Work task
The answer must be the full listing, retyped exactly.

Dataset extract
━━━━━━━━━━━━━━━━━━━━━━━━━━━━━━

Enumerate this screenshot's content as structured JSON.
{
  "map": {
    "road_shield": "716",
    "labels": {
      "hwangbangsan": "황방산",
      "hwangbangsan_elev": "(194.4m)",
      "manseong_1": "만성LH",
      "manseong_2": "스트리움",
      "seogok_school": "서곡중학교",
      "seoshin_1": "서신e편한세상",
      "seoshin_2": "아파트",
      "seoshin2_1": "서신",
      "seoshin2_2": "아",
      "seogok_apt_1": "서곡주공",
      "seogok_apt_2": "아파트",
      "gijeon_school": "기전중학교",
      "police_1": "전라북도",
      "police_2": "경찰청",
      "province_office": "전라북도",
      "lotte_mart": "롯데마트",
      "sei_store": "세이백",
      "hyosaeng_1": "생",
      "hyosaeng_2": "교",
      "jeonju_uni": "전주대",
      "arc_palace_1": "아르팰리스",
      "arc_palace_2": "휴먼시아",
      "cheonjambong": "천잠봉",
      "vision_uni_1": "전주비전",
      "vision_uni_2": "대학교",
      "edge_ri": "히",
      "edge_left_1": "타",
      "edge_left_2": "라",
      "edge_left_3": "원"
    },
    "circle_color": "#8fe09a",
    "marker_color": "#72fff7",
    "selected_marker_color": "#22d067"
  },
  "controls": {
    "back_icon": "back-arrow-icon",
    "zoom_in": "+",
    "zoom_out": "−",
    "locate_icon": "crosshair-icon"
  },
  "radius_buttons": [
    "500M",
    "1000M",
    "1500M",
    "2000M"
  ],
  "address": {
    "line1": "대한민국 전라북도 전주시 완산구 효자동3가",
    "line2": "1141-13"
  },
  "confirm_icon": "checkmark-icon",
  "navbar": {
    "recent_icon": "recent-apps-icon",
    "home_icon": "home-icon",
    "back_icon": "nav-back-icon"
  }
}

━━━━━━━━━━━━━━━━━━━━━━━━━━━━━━

Exercise solution
Enumerate this screenshot's content as structured JSON.
{
  "map": {
    "road_shield": "716",
    "labels": {
      "hwangbangsan": "황방산",
      "hwangbangsan_elev": "(194.4m)",
      "manseong_1": "만성LH",
      "manseong_2": "스트리움",
      "seogok_school": "서곡중학교",
      "seoshin_1": "서신e편한세상",
      "seoshin_2": "아파트",
      "seoshin2_1": "서신",
      "seoshin2_2": "아",
      "seogok_apt_1": "서곡주공",
      "seogok_apt_2": "아파트",
      "gijeon_school": "기전중학교",
      "police_1": "전라북도",
      "police_2": "경찰청",
      "province_office": "전라북도",
      "lotte_mart": "롯데마트",
      "sei_store": "세이백",
      "hyosaeng_1": "생",
      "hyosaeng_2": "교",
      "jeonju_uni": "전주대",
      "arc_palace_1": "아르팰리스",
      "arc_palace_2": "휴먼시아",
      "cheonjambong": "천잠봉",
      "vision_uni_1": "전주비전",
      "vision_uni_2": "대학교",
      "edge_ri": "히",
      "edge_left_1": "타",
      "edge_left_2": "라",
      "edge_left_3": "원"
    },
    "circle_color": "#8fe09a",
    "marker_color": "#72fff7",
    "selected_marker_color": "#22d067"
  },
  "controls": {
    "back_icon": "back-arrow-icon",
    "zoom_in": "+",
    "zoom_out": "−",
    "locate_icon": "crosshair-icon"
  },
  "radius_buttons": [
    "500M",
    "1000M",
    "1500M",
    "2000M"
  ],
  "address": {
    "line1": "대한민국 전라북도 전주시 완산구 효자동3가",
    "line2": "1141-13"
  },
  "confirm_icon": "checkmark-icon",
  "navbar": {
    "recent_icon": "recent-apps-icon",
    "home_icon": "home-icon",
    "back_icon": "nav-back-icon"
  }
}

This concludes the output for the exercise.